Food at the click of a mouse
THE hunger for consumer convenience has spawned a new entrant on the increasingly competitive dinner-delivery circuit.
A Web site launched this week - but temporarily suspended to iron out computer glitches - lets couch potatoes and late-night office workers choose meals to be delivered from nine local restaurants by clicking on a cyber-menu and e-mailing an order.
The birth of XpressAsia.com follows the launch of Dial a Dinner gourmet delivery service last year, and the success of Lan Kwai Fong-based Food by Fone, begun five years ago.
'People are getting busier and busier.

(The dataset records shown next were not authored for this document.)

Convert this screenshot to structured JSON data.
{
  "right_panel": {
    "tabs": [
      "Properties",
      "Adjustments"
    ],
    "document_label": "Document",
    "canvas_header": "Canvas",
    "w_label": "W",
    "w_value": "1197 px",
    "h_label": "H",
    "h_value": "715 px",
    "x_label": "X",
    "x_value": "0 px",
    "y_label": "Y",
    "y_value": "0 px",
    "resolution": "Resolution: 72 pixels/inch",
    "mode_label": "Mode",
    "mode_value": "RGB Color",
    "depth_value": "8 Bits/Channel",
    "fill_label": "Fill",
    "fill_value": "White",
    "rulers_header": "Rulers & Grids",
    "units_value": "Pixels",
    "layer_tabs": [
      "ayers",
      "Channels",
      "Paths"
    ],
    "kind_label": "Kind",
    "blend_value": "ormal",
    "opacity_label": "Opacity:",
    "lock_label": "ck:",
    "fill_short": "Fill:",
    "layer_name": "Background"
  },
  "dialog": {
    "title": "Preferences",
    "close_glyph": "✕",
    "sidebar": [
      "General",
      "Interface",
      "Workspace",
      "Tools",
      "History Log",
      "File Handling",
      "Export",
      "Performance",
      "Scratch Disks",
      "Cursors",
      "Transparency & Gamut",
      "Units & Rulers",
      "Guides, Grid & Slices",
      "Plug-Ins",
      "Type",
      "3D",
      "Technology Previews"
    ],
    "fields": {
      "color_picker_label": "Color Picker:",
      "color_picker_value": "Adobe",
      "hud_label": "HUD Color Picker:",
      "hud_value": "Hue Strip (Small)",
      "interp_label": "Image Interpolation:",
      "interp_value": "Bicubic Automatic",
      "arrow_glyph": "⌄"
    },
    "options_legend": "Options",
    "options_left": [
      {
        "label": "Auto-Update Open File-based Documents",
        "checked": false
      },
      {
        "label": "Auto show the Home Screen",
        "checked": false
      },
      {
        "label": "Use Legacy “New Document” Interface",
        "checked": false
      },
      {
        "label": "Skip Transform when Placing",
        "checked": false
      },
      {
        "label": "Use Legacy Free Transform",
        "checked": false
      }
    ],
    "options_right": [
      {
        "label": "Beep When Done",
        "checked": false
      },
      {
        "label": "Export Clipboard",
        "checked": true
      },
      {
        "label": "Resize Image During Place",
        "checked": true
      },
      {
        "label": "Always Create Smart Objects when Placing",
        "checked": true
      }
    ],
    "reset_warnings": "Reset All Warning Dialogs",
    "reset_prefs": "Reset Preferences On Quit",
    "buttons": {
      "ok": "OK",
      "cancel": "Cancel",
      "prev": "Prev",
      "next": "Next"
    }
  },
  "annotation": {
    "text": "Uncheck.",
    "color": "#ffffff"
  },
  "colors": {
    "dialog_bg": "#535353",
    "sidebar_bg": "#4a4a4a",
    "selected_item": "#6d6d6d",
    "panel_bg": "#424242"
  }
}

They don't have time to wander around and look for restaurants, or they're busy at work and want decent food,' XpressAsia.com director Chris King said.
'Now they won't need to order a pizza when they want food delivered.' Mr King, whose Web site also lets consumers buy flowers, cigars, birthday cakes and arrange for their dirty laundry to be washed, said he was hoping to get 100 orders a day to begin with.
'But I have the feeling that I might be swamped.' Richard Feldman, chairman of the Lan Kwai Fong Association and founder of Food by Fone, said XpressAsia was not a threat but a sign of growth in the delivery market.
'The more we can get people into the psychology of ordering through the line, if it helps people to think of the Net when they're ordering food, it will help our business,' he said.
'What we, Dial a Dinner and XpressAsia, have to do is get people to stop thinking just of Domino's Pizza and Pizza Hut.
'If it gets people on to the Web, it will help us.' Mr Feldman said Food by Fone, which did between 1,000 and 2,000 deliveries a week, provided menus online and would soon let diners order via e-mail. But he said most customers had said they would prefer to use the phone because they could make special requests - like 'hold the onions'.
Domino's Pizza managing director Jon White said that while other delivery services had a wider range of dishes on offer, pizza had its advantages and was coping well despite the boom in options for customers.
'Our delivery is guaranteed in 30 minutes - that makes us pretty convenient,' he said.
'If they want it to be there in 30 minutes and the quality of the product to be consistent, we achieve that nearly all of the time, and it's hot when it gets there.' He said business was not suffering as a result of the increased competition.
'Obviously there are two major companies specialising in pizza, but there's always been some competition.
'It's just a question of how widespread their distribution is. We cover nearly all of the territory.' The three gourmet services target affluent residents of Central, Mid-Levels, Causeway Bay and Happy Valley - who could afford to dine out instead.
'It's not taking away business from the restaurants, because if you don't want to go out, you don't want to go out,' Mr Feldman said.
'Sales are up when people are working late or it's raining. In the restaurant business, it's the opposite.' Mr King said: 'The restaurant offers an atmosphere we can't replace and we're not trying to.
'It's just providing more choices.' Mr King said the Web site would be relaunched soon.